Colby Sue Weathers had similarly unfettered access to guns in 2012 despite being a suicidal, paranoid schizophrenic with a history of drug and alcohol abuse. Diagnosed with schizophrenia in 2011 and repeatedly hospitalized, Weathers was nevertheless able to buy a gun in her home state of Missouri, which she used to murder her father. Weathers's mother had called the gun shop in advance, asking employees not to sell a weapon to her daughter. The sale went through. The murder quickly followed.

Mental illness, alas, is no impediment to gun possession in the U.S. States have made enormous progress in the past three years adding mental-health records to the federal background-check database. But the results are still spotty; a dozen states have submitted fewer than 100 such records. Cases of substance abuse are significantly underreported.

The National Rifle Association and other gun-rights groups expressed outrage at California's new law. Charles H. Cunningham of the NRA's Institute for Legislative Action wrote that the temporary restraining order is "one of the most egregious violations of civil liberties ever introduced in the California legislature."

The gun lobby is perpetually outraged, of course. But it surely recognizes the threat posed by the law. If the insane can be barred from firearm possession, it logically follows that other high-risk groups -- drunk drivers with multiple offenses, for example -- might one day face more stringent barriers.

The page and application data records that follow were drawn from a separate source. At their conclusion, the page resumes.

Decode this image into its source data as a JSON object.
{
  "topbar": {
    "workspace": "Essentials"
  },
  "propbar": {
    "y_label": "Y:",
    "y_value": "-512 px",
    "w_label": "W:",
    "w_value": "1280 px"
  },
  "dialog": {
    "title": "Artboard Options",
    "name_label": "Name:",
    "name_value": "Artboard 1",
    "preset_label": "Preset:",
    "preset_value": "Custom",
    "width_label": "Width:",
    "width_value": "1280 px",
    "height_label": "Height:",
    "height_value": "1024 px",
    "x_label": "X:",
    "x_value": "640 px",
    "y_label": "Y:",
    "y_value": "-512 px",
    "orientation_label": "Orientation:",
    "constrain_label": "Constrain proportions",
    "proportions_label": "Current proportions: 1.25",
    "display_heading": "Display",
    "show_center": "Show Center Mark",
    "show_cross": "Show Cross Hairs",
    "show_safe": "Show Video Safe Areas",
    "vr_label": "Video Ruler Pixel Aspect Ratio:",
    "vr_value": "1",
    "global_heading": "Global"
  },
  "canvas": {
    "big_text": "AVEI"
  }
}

"Every one of us wants to prevent a mass shooting," California Assemblyman Tim Donnelly, who opposed the law, told the New York Times. "I don't believe you can ever stop that with laws. I don't believe you can legislate evil out of the hearts of men."

Point taken. This law, however, seeks only to legislate guns out of the hands of the mentally disturbed. Thank you, California.

--Editors: Francis Wilkinson, Michael Newman.

To contact the editor on this story:
David Shipley at davidshipley@bloomberg.net